Obviously, ignoring a problem / failing silently are bad strategies so we're left with throwing an exception.
There's no general behaviour that works well in all cases, so we opt for strictness in most cases. The JSON format has a lot of dead-space between elements and is space-insensitive in those regions, so there's no reason why you can't have single or multi-line comments there.
Thanks for the response and hopefully more people will change their minds as they read this conversation.
(making a parser was more of an exercise anyway :)That's like requiring all bicycles to have training wheels because some people can't ride bicycles.
So we can use this to create comments in the source JSON that will not be present in a parsed object representation. It was also never intended to be used for configuration files where comments would be needed. I hope your implementation gets known further - and perhaps even gets more popular than the original ;) I hope someone gets to implement it with Ruby as well.
@adelphus The language being well-defined is your own perspective or opinion.
For instance, take your programming language of choice: Just because some desired (but missing) feature isn't explicitly disallowed, doesn't mean that your compiler will magically recognize [email protected] Decent Think of a code reading a byte at a time, determining if it's valid syntax and if so, converting that input into tokens for another class to construct into objects.
A data format should prioritize usability over being idiot-proof.
- Douglas Crockford, 2012 The only problem I have with JSON.minify() is that it is really really slow.
So I made my own implementation that does the same thing: gist.github.com/1170297 .
Many parsers and minifiers support JSON comments as well, so just make sure your parser supports them.

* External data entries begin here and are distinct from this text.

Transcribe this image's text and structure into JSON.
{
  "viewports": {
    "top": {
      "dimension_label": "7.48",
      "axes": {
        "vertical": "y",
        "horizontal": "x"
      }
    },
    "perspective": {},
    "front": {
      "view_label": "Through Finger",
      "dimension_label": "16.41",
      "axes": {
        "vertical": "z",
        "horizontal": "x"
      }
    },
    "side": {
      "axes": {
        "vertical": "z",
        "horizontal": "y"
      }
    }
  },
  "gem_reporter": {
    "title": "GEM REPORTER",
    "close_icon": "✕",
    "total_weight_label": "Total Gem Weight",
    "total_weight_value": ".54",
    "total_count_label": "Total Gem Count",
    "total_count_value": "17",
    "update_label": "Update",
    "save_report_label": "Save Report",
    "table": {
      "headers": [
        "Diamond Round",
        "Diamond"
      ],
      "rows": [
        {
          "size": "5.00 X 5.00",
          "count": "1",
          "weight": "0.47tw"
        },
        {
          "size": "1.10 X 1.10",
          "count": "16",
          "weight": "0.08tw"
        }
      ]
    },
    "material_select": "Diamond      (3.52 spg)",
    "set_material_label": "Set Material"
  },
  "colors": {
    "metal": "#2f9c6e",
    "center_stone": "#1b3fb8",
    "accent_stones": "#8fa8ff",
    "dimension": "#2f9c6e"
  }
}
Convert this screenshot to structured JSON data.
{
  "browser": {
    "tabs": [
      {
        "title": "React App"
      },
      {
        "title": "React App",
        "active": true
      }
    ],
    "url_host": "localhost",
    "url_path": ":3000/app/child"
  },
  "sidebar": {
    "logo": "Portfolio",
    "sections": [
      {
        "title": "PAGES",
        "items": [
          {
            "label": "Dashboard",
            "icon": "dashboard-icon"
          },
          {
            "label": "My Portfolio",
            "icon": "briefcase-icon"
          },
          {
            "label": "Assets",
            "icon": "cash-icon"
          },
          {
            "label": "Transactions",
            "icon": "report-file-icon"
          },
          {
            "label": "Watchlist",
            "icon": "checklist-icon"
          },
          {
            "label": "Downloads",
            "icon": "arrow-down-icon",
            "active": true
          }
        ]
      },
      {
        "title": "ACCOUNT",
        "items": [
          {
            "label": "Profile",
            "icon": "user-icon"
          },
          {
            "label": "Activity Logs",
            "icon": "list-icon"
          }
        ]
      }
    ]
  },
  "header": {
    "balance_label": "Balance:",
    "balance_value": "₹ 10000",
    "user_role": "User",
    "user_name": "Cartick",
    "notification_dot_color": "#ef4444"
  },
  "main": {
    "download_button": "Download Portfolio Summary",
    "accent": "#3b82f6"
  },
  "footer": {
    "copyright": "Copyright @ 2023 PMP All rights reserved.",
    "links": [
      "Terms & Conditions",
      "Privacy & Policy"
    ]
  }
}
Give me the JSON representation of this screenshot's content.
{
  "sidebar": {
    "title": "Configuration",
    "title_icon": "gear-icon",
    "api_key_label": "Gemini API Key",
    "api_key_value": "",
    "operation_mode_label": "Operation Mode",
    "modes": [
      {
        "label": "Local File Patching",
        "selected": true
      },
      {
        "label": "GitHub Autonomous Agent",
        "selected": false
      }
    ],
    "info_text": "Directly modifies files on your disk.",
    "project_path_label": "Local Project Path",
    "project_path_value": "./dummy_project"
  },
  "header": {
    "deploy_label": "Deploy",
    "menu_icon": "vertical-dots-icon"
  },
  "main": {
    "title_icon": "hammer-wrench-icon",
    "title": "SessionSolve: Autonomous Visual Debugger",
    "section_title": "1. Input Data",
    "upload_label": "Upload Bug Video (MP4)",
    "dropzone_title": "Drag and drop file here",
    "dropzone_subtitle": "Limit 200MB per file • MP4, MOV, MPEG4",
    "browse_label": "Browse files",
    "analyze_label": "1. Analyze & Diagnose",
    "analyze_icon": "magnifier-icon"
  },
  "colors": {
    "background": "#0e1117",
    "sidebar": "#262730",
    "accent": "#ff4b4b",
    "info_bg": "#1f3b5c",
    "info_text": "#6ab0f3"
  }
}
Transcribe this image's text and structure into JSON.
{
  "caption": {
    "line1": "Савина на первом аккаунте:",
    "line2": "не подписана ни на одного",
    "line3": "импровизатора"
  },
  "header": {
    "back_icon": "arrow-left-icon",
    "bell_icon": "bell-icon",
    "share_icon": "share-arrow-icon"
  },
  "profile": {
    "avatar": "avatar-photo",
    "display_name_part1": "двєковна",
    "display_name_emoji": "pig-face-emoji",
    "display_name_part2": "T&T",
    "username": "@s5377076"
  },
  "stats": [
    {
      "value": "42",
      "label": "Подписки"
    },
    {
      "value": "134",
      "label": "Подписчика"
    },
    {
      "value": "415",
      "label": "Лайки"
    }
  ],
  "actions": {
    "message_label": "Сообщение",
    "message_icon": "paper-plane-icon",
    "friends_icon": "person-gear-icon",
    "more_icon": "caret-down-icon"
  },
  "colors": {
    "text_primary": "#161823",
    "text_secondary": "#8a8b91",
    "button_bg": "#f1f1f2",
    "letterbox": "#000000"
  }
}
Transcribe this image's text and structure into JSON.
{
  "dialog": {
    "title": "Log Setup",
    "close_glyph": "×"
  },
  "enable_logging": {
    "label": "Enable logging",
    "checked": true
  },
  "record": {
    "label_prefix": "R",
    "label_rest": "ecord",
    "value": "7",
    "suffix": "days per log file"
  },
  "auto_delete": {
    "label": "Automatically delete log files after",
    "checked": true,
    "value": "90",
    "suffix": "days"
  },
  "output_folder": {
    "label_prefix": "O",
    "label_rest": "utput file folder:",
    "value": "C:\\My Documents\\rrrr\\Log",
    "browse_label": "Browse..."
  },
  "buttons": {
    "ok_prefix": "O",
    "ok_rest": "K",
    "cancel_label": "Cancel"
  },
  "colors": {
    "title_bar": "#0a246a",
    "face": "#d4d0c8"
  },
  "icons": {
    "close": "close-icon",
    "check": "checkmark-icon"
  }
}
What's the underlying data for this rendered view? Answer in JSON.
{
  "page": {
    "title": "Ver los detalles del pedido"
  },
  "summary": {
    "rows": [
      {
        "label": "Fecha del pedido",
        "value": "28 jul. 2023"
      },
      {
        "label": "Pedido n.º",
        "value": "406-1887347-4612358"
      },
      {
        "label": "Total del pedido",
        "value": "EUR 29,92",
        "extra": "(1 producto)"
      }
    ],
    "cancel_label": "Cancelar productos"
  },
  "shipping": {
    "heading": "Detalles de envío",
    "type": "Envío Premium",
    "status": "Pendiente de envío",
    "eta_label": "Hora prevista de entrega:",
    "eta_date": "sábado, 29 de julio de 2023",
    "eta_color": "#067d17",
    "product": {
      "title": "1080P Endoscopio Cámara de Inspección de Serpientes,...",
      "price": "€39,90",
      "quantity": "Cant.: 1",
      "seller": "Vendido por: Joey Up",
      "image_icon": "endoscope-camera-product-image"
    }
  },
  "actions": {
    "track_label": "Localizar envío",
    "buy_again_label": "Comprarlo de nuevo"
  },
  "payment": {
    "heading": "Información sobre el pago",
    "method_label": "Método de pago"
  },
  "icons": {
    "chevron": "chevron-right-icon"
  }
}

JSON is used a lot for application data and configuration settings, so comments are necessary now.